Choosing to participate in a study is an important personal decision. Talk with your doctor and family members or friends about deciding to join a study. To learn more about this study, you or your doctor may contact the study research staff using the Contacts provided below. For general information, see Learn About Clinical Studies.

Please refer to this study by its ClinicalTrials.gov identifier: NCT00593853

Locations
Canada, Ontario
UHN Princess Margaret Hospital
Toronto, Ontario, Canada, M5G 2M9
Sponsors and Collaborators
University Health Network, Toronto
Sanofi
Investigators
Principal Investigator: Neil E Fleshner, MD University Health Network, Toronto
Principal Investigator: Shabbir MH Alibhai, MD University Health Network, Toronto
  More Information

Publications:
Responsible Party: Dr. Neil Fleshner, MD, MPH, FRCSC, University Health Network, Toronto
ClinicalTrials.gov Identifier: NCT00593853     History of Changes
Other Study ID Numbers: LEUPR_L_01, 07-0350-C
Study First Received: January 3, 2008
Last Updated: June 3, 2014
Health Authority: Canada: Health Canada

Keywords provided by University Health Network, Toronto:
LHRH-agonist related fatigue

Additional relevant MeSH terms:
Prostatic Neoplasms
Fatigue
Genital Neoplasms, Male
Urogenital Neoplasms
Neoplasms by Site
Neoplasms
Genital Diseases, Male
Prostatic Diseases
Signs and Symptoms
Methylphenidate
Central Nervous System Stimulants
Physiological Effects of Drugs
Pharmacologic Actions
Central Nervous System Agents
Therapeutic Uses
Dopamine Uptake Inhibitors
Dopamine Agents
Neurotransmitter Agents
Molecular Mechanisms of Pharmacological Action
Neurotransmitter Uptake Inhibitors

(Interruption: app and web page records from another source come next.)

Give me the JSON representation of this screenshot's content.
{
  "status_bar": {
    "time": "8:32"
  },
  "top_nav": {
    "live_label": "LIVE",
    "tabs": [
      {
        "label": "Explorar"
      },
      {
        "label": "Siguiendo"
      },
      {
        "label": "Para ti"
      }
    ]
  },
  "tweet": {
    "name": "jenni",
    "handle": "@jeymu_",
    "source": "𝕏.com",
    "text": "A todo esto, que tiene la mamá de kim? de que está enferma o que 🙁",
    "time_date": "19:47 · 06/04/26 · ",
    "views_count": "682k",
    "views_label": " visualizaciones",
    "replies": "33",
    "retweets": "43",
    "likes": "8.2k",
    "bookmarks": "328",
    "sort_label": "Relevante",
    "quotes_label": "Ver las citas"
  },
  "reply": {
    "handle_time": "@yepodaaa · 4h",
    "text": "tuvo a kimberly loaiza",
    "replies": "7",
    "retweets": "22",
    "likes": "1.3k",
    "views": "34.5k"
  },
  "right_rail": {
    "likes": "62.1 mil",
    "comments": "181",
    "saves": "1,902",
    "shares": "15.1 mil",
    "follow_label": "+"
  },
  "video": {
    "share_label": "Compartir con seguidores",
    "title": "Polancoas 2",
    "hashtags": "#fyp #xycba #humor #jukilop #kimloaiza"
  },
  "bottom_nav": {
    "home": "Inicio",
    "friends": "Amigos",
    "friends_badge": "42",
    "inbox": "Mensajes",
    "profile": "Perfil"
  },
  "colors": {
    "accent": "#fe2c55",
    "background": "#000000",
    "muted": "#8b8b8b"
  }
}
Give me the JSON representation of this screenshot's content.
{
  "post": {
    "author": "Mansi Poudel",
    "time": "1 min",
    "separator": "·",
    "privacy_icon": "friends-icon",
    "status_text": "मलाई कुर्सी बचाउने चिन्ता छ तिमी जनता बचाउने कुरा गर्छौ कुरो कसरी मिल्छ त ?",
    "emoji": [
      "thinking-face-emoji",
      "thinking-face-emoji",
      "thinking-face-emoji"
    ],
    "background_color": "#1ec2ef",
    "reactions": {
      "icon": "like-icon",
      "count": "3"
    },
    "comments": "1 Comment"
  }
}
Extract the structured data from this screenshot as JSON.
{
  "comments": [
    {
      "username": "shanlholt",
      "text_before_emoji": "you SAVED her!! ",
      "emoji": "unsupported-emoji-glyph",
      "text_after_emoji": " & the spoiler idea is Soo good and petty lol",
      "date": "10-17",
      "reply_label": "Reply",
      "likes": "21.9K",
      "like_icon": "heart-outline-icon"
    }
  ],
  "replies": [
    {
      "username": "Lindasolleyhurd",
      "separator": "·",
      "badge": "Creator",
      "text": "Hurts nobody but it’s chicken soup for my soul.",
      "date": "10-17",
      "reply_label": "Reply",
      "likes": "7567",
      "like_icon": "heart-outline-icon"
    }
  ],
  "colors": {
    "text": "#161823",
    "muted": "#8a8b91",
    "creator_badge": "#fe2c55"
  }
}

ClinicalTrials.gov processed this record on October 19, 2014